Wasp Safety Press Release

Hornet

Tips to avoid being stung by wasps

Medina, MN – You are more likely to encounter bees and wasps from late summer through October.
Wasps, which include yellow jackets and hornets, eat other insects, and are therefore considered beneficial.
Wasps generally do not sting or attack unless handled, disturbed, threatened, or harmed. However, if
disturbed, most wasps, yellow jackets, and hornets are aggressive and will sting repeatedly.
Wasp Safety Tips

The following tips can help you avoid painful stings:

  • Remove fallen fruits, spilled food and drinks, soft drink cans, and garbage.
  • Avoid scents and brightly colored clothing.
  • Keep your house, garbage cans, garage, and attic clean.
  • Wear closed shoes to protect yourself from stepping on a wasp or hornet.
  • Avoid leaving sugary drinks unattended and always look before you drink out of a can outdoors.
  • Look for wasps in work areas before using weed trimmers, hedge clippers, lawn mowers, chain saws,
    etc. Wasps frequently attack when a person mowing the lawn or pruning shrubs inadvertently strikes
    a nest.
  • If a wasp or hornet comes near you, try to remain still until it leaves. Do not swat at wasps or wave
    your arms to fend them off. You will only antagonize them and be more likely to be stung.
  • If attacked, run away in a straight line as quickly as you can. Do not flail or swing your arms at wasps,
    as this may further annoy them.
  • Wasps target the head, mouth, and eyes. Therefore, lower your head and cover your face as much as
    you can without slowing your escape.
  • Do not stay still if you are being stung – wasps will not stop stinging if you "play dead."
  • Do not jump into a pool or other body of water to avoid being stung. Wasps will wait for you to
    surface and will sting you when you do.
  • Don't pen, tie, or tether animals near hives or nests.
  • Refrain from using a ladder to reach a hive that is high off the ground. Falling off a ladder while
  • Receiving multiple stings is more costly than a professional exterminator.

DIY wasp nest control

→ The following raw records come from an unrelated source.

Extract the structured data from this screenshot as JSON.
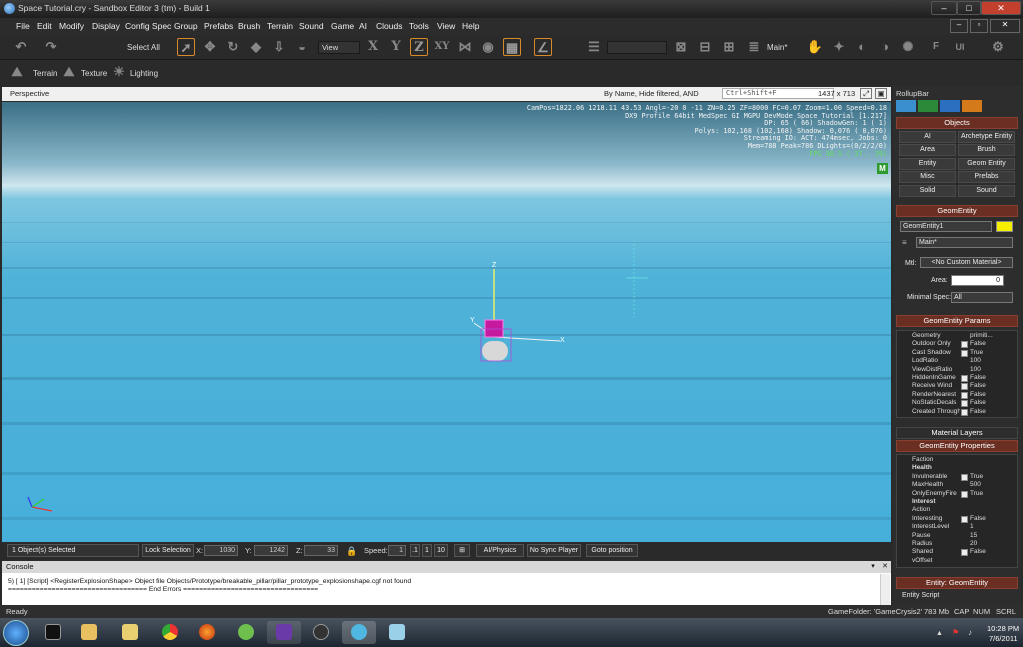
{
  "window": {
    "title": "Space Tutorial.cry - Sandbox Editor 3 (tm) - Build 1"
  },
  "menu": [
    "File",
    "Edit",
    "Modify",
    "Display",
    "Config Spec",
    "Group",
    "Prefabs",
    "Brush",
    "Terrain",
    "Sound",
    "Game",
    "AI",
    "Clouds",
    "Tools",
    "View",
    "Help"
  ],
  "toolbar": {
    "select_all": "Select All",
    "ref_coord": "View",
    "layer": "Main*"
  },
  "toolbar2": {
    "terrain": "Terrain",
    "texture": "Texture",
    "lighting": "Lighting"
  },
  "viewport": {
    "name": "Perspective",
    "filter": "By Name, Hide filtered, AND",
    "search_hint": "Ctrl+Shift+F",
    "resolution": "1437 x 713",
    "stats": [
      "CamPos=1822.06 1218.11 43.53 Angl=-20  0 -11 ZN=0.25 ZF=8000 FC=0.07 Zoom=1.00 Speed=0.18",
      "DX9 Profile 64bit MedSpec GI MGPU DevMode Space Tutorial [1.217]",
      "DP:   65 (  66) ShadowGen:   1 (  1)",
      "Polys: 102,168 (102,168) Shadow: 0,076 ( 0,076)",
      "Streaming IO: ACT: 474msec, Jobs: 0",
      "Mem=788 Peak=786 DLights=(0/2/2/0)"
    ],
    "fps": "FPS  38.5 ( 37.. 39)",
    "mode_badge": "M",
    "gizmo_z": "Z",
    "gizmo_y": "Y",
    "gizmo_x": "X"
  },
  "statusrow": {
    "selected": "1 Object(s) Selected",
    "lock": "Lock Selection",
    "x_label": "X:",
    "x_value": "1030",
    "y_label": "Y:",
    "y_value": "1242",
    "z_label": "Z:",
    "z_value": "33",
    "speed_label": "Speed:",
    "speed_value": "1",
    "speed_opts": [
      ".1",
      "1",
      "10"
    ],
    "ai_physics": "AI/Physics",
    "no_sync": "No Sync Player",
    "goto": "Goto position"
  },
  "console": {
    "title": "Console",
    "line1": "5) [ 1]    [Script]    <RegisterExplosionShape> Object file Objects/Prototype/breakable_pillar/pillar_prototype_explosionshape.cgf not found",
    "line2": "=================================== End Errors =================================="
  },
  "statusbar": {
    "ready": "Ready",
    "folder": "GameFolder: 'GameCrysis2'",
    "mem": "783 Mb",
    "cap": "CAP",
    "num": "NUM",
    "scrl": "SCRL"
  },
  "rollup": {
    "title": "RollupBar",
    "objects_header": "Objects",
    "object_buttons": [
      "AI",
      "Archetype Entity",
      "Area",
      "Brush",
      "Entity",
      "Geom Entity",
      "Misc",
      "Prefabs",
      "Solid",
      "Sound"
    ],
    "geom_header": "GeomEntity",
    "entity_name": "GeomEntity1",
    "color": "#f6f000",
    "layer": "Main*",
    "mtl_label": "Mtl:",
    "mtl_value": "<No Custom Material>",
    "area_label": "Area:",
    "area_value": "0",
    "minspec_label": "Minimal Spec:",
    "minspec_value": "All",
    "params_header": "GeomEntity Params",
    "params": [
      {
        "name": "Geometry",
        "value": "primiti..."
      },
      {
        "name": "Outdoor Only",
        "value": "False"
      },
      {
        "name": "Cast Shadow",
        "value": "True"
      },
      {
        "name": "LodRatio",
        "value": "100"
      },
      {
        "name": "ViewDistRatio",
        "value": "100"
      },
      {
        "name": "HiddenInGame",
        "value": "False"
      },
      {
        "name": "Receive Wind",
        "value": "False"
      },
      {
        "name": "RenderNearest",
        "value": "False"
      },
      {
        "name": "NoStaticDecals",
        "value": "False"
      },
      {
        "name": "Created Through Pool",
        "value": "False"
      }
    ],
    "material_layers": "Material Layers",
    "props_header": "GeomEntity Properties",
    "props": [
      {
        "name": "Faction",
        "value": ""
      },
      {
        "name": "Health",
        "value": ""
      },
      {
        "name": "Invulnerable",
        "value": "True"
      },
      {
        "name": "MaxHealth",
        "value": "500"
      },
      {
        "name": "OnlyEnemyFire",
        "value": "True"
      },
      {
        "name": "Interest",
        "value": ""
      },
      {
        "name": "Action",
        "value": ""
      },
      {
        "name": "Interesting",
        "value": "False"
      },
      {
        "name": "InterestLevel",
        "value": "1"
      },
      {
        "name": "Pause",
        "value": "15"
      },
      {
        "name": "Radius",
        "value": "20"
      },
      {
        "name": "Shared",
        "value": "False"
      },
      {
        "name": "vOffset",
        "value": ""
      }
    ],
    "entity_header": "Entity: GeomEntity",
    "entity_script": "Entity Script"
  },
  "taskbar": {
    "time": "10:28 PM",
    "date": "7/6/2011"
  }
}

Honey bees are beneficial and killing a bee hive should be avoided. Call a local bee keeper to remove a honey
bee colony alive. Some homeowners may attempt to exterminate a wasp nest with over-the-counter
pesticides.

If you do attempt to kill a nest:

  • Remember, over-the-counter wasp killer products kill on contact; so, it only kills the wasps you
    actually spray.
  • Follow the instructions carefully.
  • Wear protective equipment.
  • Do not stand beneath the nest when spraying chemicals.
  • Never remove an active wasp nest during the day, when paper wasps are actively flying in and out of
    the nest.
  • Check the nest the following day for any signs of wasp activity before you remove the nest. Any
    wasps that were absent from the nest at the time you sprayed may have returned to the nest.
    For more information on wasps and other pests, please visit www.adamspestcontrol.com